Proclaiming the victory of ‘resistance' to Israel , and the wearing down of the Zionist entity…

There have been many declarations in recent months, from Iran , Hamas and Hizbollah, that Israel is a failed state which is being worn down by the ‘resistance'.

Iranian proclamation

“ Israel has weakened by the day….. Today, officials of the Zionist regime acknowledge that Israel is moving towards weakness, destruction and defeat……”

- Iran 's supreme leader, Ayatollah Ali Khamenei, speaking on 1 October 2008 on Iranian state television (as quoted by the International Herald Tribune, 1 October 2008 )

Hamas proclamation

“Khaled Mashal said that the Palestinians would never cease to resist Israel 's illegal regime, which he said was on the brink of extinction….”

- Jerusalem Post, 27 May 2008 , reporting on a joint press conference between head of Hamas Khaled Mashal and Iranian President Mahmoud Ahmadinejad

Hizbollah proclamation

“ Palestine , from the river to the sea, is the property of the Arabs and Palestinians and no-one has the right to give up even a single grain of earth or one stone, because every grain of the land is holy. The entire land must be returned to its rightful owners…. Our lands {ie the land of Palestine from the river to the sea] will be liberated, not by begging to the US or the West, but with will, determination, resistance and sacrifices made by the region's peoples…..”

- Hassan Nasrallah, leader of Hizbollah in Lebanon , in speech reported by Associated Press on 26 September 2008

Beyond Images comments:

Many people see Hamas as extreme. But they believe that this extremism is the result of Israel 's policies, which are generating hatred against Israel , and forcing Hamas to use extreme tactics.

And they also believe that Hamas is motivated by a desire to achieve Palestinian national independence.

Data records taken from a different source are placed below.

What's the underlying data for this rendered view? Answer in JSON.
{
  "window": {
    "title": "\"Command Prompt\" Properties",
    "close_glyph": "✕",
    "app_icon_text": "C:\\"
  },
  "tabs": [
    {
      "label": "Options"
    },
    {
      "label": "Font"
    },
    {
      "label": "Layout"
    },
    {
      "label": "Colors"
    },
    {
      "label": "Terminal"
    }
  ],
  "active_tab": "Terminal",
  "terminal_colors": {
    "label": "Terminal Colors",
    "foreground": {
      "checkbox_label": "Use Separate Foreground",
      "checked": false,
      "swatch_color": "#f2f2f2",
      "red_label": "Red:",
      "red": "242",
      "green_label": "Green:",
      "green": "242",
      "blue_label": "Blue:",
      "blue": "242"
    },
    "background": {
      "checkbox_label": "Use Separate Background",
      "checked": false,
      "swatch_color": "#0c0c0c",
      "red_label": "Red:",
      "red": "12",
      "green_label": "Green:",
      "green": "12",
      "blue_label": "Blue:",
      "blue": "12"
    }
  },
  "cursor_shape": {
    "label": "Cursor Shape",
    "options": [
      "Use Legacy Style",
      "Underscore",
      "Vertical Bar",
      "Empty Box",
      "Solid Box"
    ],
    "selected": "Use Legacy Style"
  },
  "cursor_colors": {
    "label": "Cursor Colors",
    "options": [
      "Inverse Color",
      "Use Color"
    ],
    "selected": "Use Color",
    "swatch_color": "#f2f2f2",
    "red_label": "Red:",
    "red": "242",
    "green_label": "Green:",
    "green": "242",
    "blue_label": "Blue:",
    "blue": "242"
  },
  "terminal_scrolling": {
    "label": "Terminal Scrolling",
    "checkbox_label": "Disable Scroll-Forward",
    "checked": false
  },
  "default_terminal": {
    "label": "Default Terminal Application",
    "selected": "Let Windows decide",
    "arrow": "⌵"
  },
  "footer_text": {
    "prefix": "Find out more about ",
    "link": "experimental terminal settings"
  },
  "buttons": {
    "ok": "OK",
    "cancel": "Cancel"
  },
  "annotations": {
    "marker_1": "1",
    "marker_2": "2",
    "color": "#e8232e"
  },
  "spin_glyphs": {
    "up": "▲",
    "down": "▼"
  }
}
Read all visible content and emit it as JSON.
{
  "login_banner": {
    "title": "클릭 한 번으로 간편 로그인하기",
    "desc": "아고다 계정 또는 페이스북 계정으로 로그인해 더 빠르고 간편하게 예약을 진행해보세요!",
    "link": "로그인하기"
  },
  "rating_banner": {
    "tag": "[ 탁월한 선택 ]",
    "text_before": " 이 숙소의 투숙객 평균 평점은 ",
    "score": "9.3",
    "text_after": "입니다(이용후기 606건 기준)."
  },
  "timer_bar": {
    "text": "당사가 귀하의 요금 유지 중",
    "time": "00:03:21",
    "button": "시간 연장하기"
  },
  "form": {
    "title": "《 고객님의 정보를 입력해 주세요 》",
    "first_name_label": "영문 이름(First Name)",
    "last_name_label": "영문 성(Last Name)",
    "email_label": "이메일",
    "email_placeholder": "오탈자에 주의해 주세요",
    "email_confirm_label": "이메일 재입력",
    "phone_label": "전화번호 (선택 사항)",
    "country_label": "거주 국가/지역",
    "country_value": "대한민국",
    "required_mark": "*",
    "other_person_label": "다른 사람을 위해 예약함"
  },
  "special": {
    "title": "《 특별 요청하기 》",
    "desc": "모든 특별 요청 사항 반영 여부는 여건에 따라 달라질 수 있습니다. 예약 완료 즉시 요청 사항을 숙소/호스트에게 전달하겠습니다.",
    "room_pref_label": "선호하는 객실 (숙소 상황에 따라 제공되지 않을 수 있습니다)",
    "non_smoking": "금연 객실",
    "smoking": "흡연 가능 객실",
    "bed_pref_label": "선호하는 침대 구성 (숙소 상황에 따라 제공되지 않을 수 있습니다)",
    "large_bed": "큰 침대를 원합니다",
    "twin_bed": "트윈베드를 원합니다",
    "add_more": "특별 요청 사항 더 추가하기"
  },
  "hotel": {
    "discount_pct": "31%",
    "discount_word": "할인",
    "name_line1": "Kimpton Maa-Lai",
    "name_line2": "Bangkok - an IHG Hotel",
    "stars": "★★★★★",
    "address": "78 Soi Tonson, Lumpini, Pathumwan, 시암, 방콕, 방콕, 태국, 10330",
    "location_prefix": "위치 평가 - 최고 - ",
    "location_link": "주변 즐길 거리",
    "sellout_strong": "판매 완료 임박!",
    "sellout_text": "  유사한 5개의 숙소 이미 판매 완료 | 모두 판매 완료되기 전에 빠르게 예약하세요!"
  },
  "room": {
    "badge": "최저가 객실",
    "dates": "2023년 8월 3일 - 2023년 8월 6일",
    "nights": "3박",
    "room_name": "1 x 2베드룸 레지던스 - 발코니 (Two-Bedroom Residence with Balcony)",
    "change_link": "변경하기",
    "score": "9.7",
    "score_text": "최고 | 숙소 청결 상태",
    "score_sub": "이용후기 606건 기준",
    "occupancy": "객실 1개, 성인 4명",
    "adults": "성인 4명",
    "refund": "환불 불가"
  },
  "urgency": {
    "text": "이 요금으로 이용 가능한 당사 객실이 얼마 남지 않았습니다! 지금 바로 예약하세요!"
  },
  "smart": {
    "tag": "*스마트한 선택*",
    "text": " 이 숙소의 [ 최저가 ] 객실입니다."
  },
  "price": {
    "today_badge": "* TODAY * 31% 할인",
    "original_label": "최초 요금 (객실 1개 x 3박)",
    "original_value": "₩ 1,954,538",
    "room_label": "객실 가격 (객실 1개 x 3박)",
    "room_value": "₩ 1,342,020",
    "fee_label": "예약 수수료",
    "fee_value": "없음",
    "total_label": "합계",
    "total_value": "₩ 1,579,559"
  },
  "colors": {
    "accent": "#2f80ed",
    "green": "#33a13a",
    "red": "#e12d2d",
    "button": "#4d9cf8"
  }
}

The insights of Ya'ari and Spyer challenge these beliefs. Hamas and Hizbollah are driven by a completely different vision: not the desire to create a Palestinian state, but by the desire to wear down and eliminate the Jewish state.

This strategy is a costly one to Palestinian civil society. In the Israel-Hamas war of 2009, innocent civilians in Gaza are paying a tragically high price for Hamas intoxication with the ‘resistance' doctrine.

Related Beyond Images resources

See the areas called Hamas, and Hizbollah and Lebanon , on the Beyond Images All Briefings section of the Beyond Images website.